Lagos State, is daily burstling with all kinds of people from every corner of the world. If you call Lagos state the New York of Nigeria, you won’t be making a mistake. From the hoods in Mushin and Ajegunle to the high fenced walls on the Island, Nigerians, Africans, Europeans, Americans, Asians, Middle Easterns etc, name them; you’ll find them in Lagos.
One idea I like about Lagos state is calling people by what they do, where they come from etc. some examples from people I’ve met include:
Mama Calabar – this one needs no introduction for anyone who likes to eat.
Baba Ijebu – a driver,
Oyo – another driver,
Aunty Illorin – grocery store owner,
Ekiti – Toyota mechanic
Baba Eko – this guy is a Chinese man who has lived in Lagos for over 30 years.
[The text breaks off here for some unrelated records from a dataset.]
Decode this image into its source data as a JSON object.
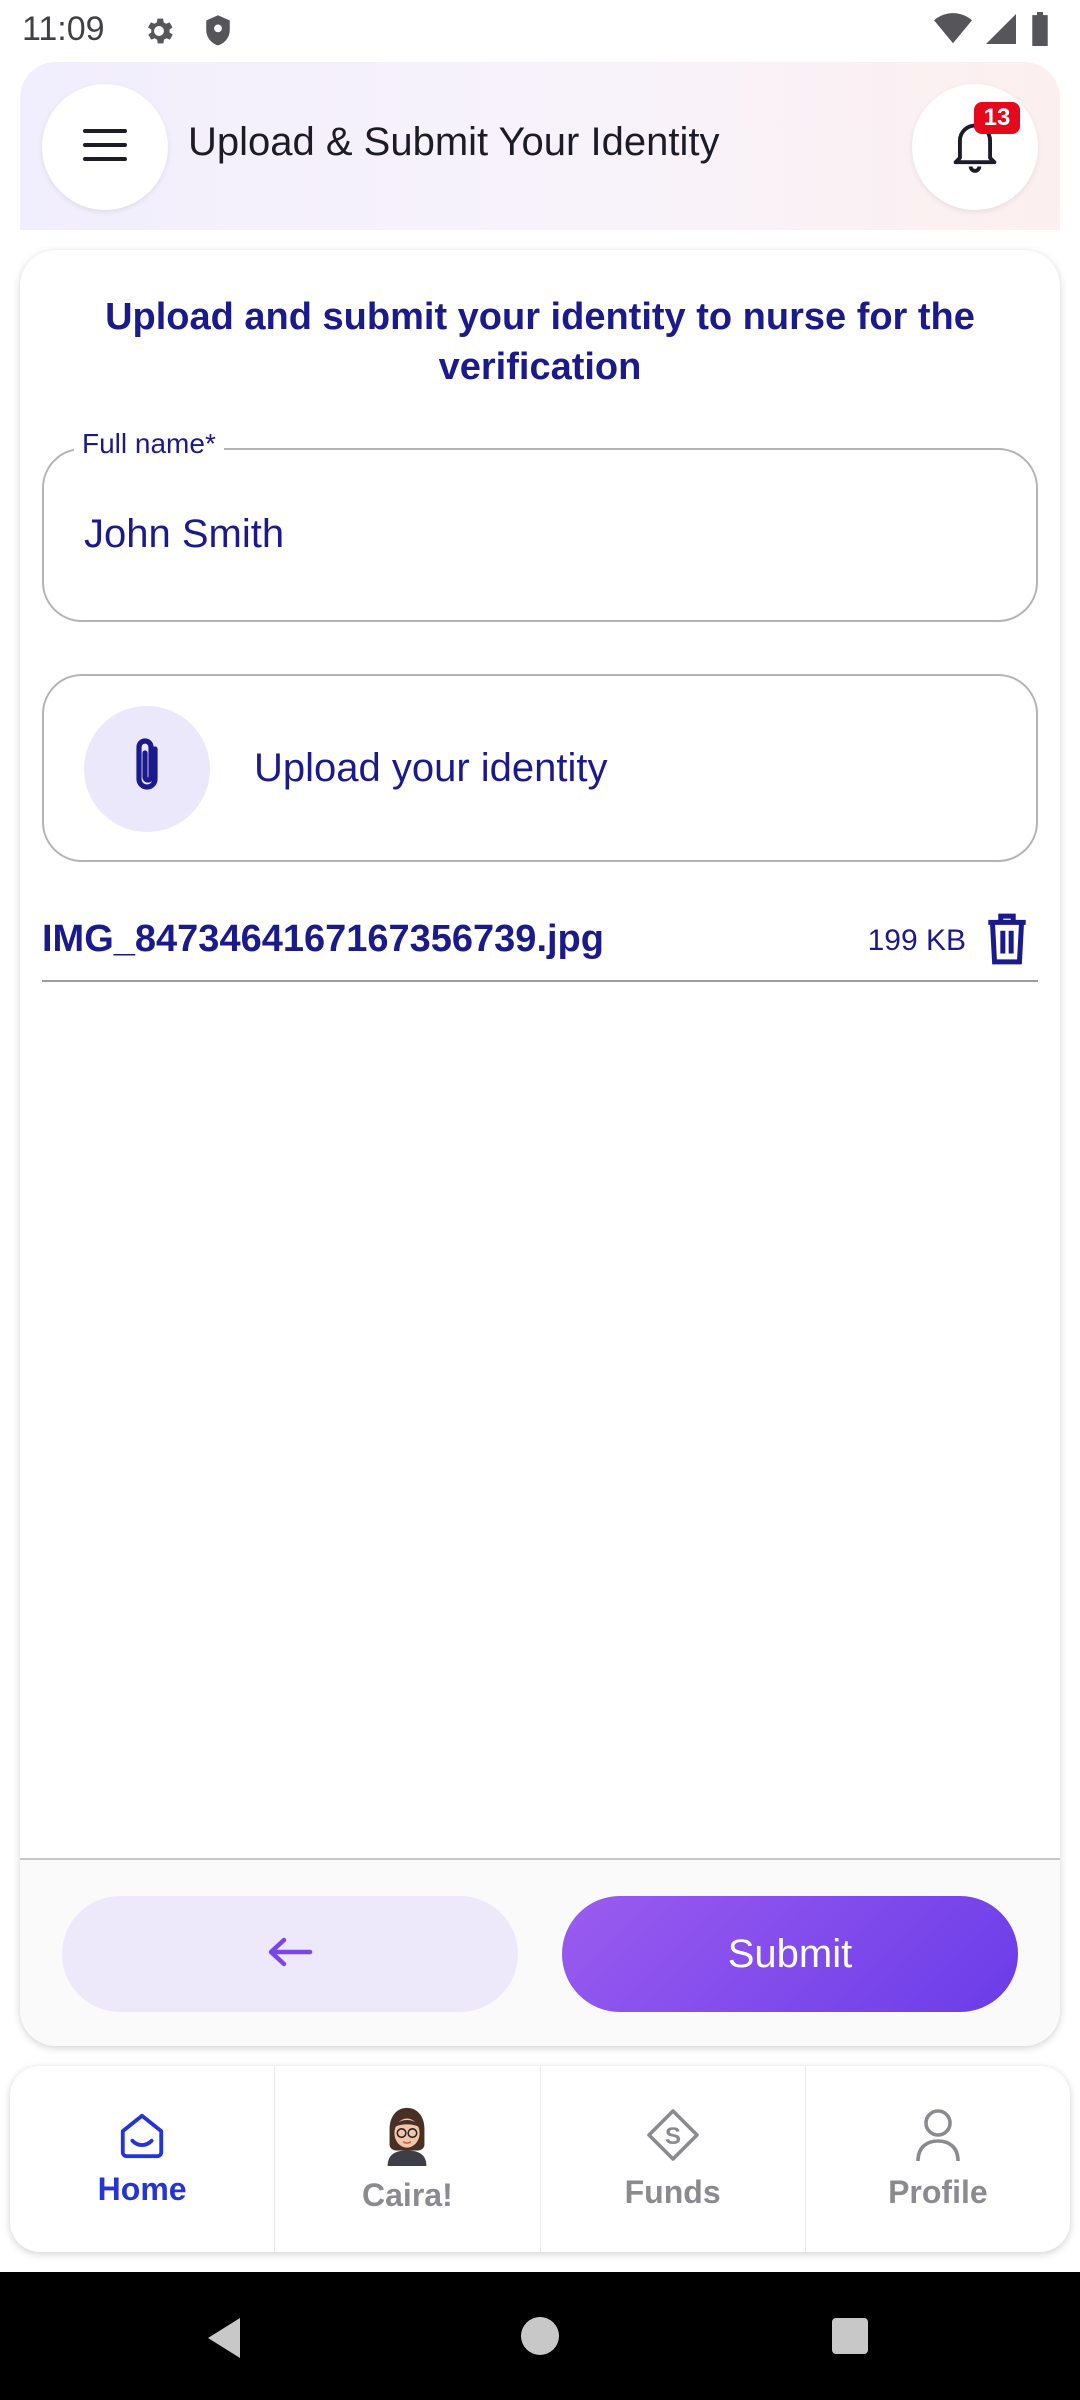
{
  "status_bar": {
    "time": "11:09"
  },
  "header": {
    "title": "Upload & Submit Your Identity",
    "notification_count": "13"
  },
  "form": {
    "heading": "Upload and submit your identity to nurse for the verification",
    "full_name_label": "Full name*",
    "full_name_value": "John Smith",
    "upload_label": "Upload your identity"
  },
  "file": {
    "name": "IMG_8473464167167356739.jpg",
    "size": "199 KB"
  },
  "actions": {
    "submit_label": "Submit"
  },
  "bottom_nav": {
    "items": [
      {
        "label": "Home",
        "icon": "home-icon",
        "active": true
      },
      {
        "label": "Caira!",
        "icon": "caira-avatar",
        "active": false
      },
      {
        "label": "Funds",
        "icon": "funds-icon",
        "active": false
      },
      {
        "label": "Profile",
        "icon": "profile-icon",
        "active": false
      }
    ]
  },
  "colors": {
    "primary_text": "#1a1a8c",
    "accent": "#7b45ec",
    "badge": "#e5091c",
    "nav_active": "#2434d6"
  }
}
The guy’s Pidgin English is better than my own. His Yoruba is perfect.
Malam Kano, Malam Bauchi - yam sellers,
Kogi – an electrician in my area,
Fadeyi – a bus conductor,
Baba Maiduguri, baba Abuja Malam Katsina – roadside cigarette, candy sellers,
Note: I haven’t found any Eastern brother/sister living in Lagos, and referred to as aunty Anambra or Baba Enugu or Mama Imo. This is one of the reasons why I was asking<<>>>>Is this because all Easterners are usually from no where in particular, and just from the East? That’s why I was asking earlier on.
Kole kole – garbage packers,
Eleko – pap seller,
Kogbe kogbe – shit packers. These guys would open up your sockaway and deep their bare hands inside.
Elewa – beans seller,
NEPA – free lance electrician. He can reconnect any illegal connection and disconnect any legal connection. Just pay him his money.
Iya iresi – woman who sells rice,
Oyinbo, or yellow – anyone that is fare in complexion. It goes male and female.
Pastor – too much Bible and you become a pastor.
Alamala – amala seller,
Aunty moin moin – a woman who sells beans cake,
Badagry – a man who has his origins in badagry,
Young shall grow – this guy is four and a half feet tall, that’s why he’s called ‘young shall grow’.
MTN - living in my area, this guy is a roadside telephone operator, but the guy is going gaga as his shirt and trousers are all yellow, just because of MTN.
Charles Taylor – a great fan of Liberia,
Surulere – an okada man who doesn’t mind pulling off his shirt for a fight over 20-Naira,
Pirate – pirated CD seller at the computer village in Ikeja,
GSM – also at the computer village, ikeja, people say this guy can repair any kind of GSM,
Adedibu – security guard fan of Adedibu,
Fashola, Tinubu – these guys are area boys,
Canada – a 15year old in my area who loves wearing T-shirts with the inscription ‘canada’,
Agege – bus conductor,
Bombay – indian businessman at computer village, Ikeja,
The present governor of Lagos state is Governor Babatunde Fashola. He runs his show in his office and I’ll be running my own here. I said, if I were governor of Lagos state. Goodnaijagirl talks about Nigeria for Dummies, a for-dummies book that could help her know about Nigeria and its politrics. The reality is that ‘Nigeria’ and ‘Dummy/ies’ are not synonymous in Nature, they have nothing in common. ‘Lagos’ and ‘Dummies’ are not synonymous either. To live and flow in Lagos, you have to be smart and smart about your smartness. ‘Lagos for Dummies’ compiled by mypenmypaper, hhhmmmm, it could be worth the effort: writing a good guide to Lagos state book – for dummies.
So, here, your flight has landed in Lagos state. This time, we are not transiting anywhere, plis, pluz, please, pleeeeeeeeaaaaaseeeeeeeeeyyyyy, disembark from your plane’, don’t be scared, theres nothing to fear. You won’t be kidnapped, you won’t be stripped of your clothes and shoes, You have arrived in Lagos state, you are in Nigeria, you are in Africa. This is the place to be. I am going to assume I’m the governor and I’m taking you for a ride.